**Prompt**
I would like each line of the data that holds the word "this" copied out.

**Data records for software interfaces**
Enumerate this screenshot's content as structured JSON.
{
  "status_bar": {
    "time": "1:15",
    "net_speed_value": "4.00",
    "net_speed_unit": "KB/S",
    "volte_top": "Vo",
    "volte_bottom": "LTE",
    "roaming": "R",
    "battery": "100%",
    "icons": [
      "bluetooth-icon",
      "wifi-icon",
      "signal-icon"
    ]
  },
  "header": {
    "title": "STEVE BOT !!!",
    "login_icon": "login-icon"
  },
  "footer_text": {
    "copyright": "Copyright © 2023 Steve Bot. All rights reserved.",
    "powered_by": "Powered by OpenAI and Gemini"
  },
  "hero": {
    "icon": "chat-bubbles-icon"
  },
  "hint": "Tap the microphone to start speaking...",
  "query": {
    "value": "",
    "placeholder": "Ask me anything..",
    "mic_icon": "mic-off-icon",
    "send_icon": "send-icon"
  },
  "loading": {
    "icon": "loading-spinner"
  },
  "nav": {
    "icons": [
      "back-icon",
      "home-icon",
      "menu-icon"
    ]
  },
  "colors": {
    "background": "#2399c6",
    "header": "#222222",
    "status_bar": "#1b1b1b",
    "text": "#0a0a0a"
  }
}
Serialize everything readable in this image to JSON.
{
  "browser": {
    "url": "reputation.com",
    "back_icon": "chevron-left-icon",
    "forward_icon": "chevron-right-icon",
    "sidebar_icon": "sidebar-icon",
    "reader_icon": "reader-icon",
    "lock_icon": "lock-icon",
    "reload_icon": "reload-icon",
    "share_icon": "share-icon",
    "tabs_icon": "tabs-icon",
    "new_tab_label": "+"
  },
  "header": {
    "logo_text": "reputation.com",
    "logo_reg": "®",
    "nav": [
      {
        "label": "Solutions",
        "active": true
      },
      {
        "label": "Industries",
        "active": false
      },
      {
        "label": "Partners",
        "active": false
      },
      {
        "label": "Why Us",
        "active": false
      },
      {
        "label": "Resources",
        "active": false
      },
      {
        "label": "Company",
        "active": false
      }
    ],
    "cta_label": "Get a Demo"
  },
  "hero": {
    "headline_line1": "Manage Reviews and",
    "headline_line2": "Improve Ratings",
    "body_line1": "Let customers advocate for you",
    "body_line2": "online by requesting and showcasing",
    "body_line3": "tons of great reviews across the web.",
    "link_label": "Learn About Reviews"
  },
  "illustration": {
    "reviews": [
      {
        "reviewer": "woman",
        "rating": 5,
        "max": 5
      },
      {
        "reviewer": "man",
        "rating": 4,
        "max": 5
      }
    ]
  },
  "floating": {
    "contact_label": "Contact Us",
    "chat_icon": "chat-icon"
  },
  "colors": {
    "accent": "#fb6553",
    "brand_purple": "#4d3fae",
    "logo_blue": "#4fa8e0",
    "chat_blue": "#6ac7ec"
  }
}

**Response box**
Enumerate this screenshot's content as structured JSON.
Serialize everything readable in this image to JSON.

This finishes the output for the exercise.